Market share

From Simple English Wikipedia, the free encyclopedia

Market share, in business and marketing, is the share of the targeted consumer base ('market') that a business actually reaches, for a particular service or product.

It can be shown as the amount of money a company brings in from its consumers, divided by the total amount of money paid from all consumers for that service or product. It can also be shown as the amount of products/services sold ('unit sales volume') by a company divided by the total volume sold to all the consumers in that market.

It is necessary to use market research (generally desk/secondary research, although sometimes primary research) to estimate the total market size and a company's market share.

Increasing market share is one of the most important objectives in business. The main advantage of using market share is that it removes the effects of industry-wide macroenvironmental variables such as the state of the economy, or changes in tax policy. For example, if you were one of only two psychiatrists in Chicago, then it would not matter how bad the economy was because you would always have a huge slice of the consumer-base "pie" for your service. If your service was less needed, then advertising more would help increase your market share.

The market shares for different companies tends to change over time, causing change in the market share values.

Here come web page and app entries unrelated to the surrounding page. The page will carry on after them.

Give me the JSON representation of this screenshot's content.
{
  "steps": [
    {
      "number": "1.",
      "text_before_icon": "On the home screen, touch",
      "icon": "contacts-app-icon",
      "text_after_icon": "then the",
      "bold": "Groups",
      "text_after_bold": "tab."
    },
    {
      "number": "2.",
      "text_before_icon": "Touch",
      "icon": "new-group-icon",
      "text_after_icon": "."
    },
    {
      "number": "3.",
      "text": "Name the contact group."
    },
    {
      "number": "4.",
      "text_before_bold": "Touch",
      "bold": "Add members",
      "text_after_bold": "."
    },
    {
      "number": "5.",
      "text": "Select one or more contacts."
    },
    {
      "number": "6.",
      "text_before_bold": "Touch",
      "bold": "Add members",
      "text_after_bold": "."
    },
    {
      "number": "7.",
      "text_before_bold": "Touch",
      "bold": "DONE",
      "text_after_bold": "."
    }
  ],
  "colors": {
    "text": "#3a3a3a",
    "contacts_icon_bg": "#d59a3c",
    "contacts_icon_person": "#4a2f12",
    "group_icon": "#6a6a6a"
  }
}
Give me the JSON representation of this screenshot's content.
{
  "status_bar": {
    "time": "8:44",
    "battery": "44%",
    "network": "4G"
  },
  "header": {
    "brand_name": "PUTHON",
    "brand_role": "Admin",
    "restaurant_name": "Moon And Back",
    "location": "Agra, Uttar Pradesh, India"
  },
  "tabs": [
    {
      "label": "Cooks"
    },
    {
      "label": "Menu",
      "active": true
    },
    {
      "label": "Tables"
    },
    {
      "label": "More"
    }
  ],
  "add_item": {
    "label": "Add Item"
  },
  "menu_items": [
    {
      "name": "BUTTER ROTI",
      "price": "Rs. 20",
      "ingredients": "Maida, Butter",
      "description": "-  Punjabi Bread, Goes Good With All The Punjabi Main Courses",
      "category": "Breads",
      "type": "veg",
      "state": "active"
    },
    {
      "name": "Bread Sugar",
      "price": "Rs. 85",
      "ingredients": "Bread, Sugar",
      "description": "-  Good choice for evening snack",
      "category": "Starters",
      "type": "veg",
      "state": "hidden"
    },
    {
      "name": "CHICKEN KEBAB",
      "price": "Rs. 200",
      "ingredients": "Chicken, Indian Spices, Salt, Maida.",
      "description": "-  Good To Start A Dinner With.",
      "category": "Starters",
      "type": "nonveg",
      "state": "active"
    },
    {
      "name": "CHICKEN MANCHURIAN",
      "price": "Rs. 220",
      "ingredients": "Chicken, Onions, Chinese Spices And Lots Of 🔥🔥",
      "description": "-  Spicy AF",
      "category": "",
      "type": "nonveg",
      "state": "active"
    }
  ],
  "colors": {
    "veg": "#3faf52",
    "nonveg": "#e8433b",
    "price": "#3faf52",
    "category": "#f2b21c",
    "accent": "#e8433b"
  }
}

Related pages[change | change source]

Other websites[change | change source]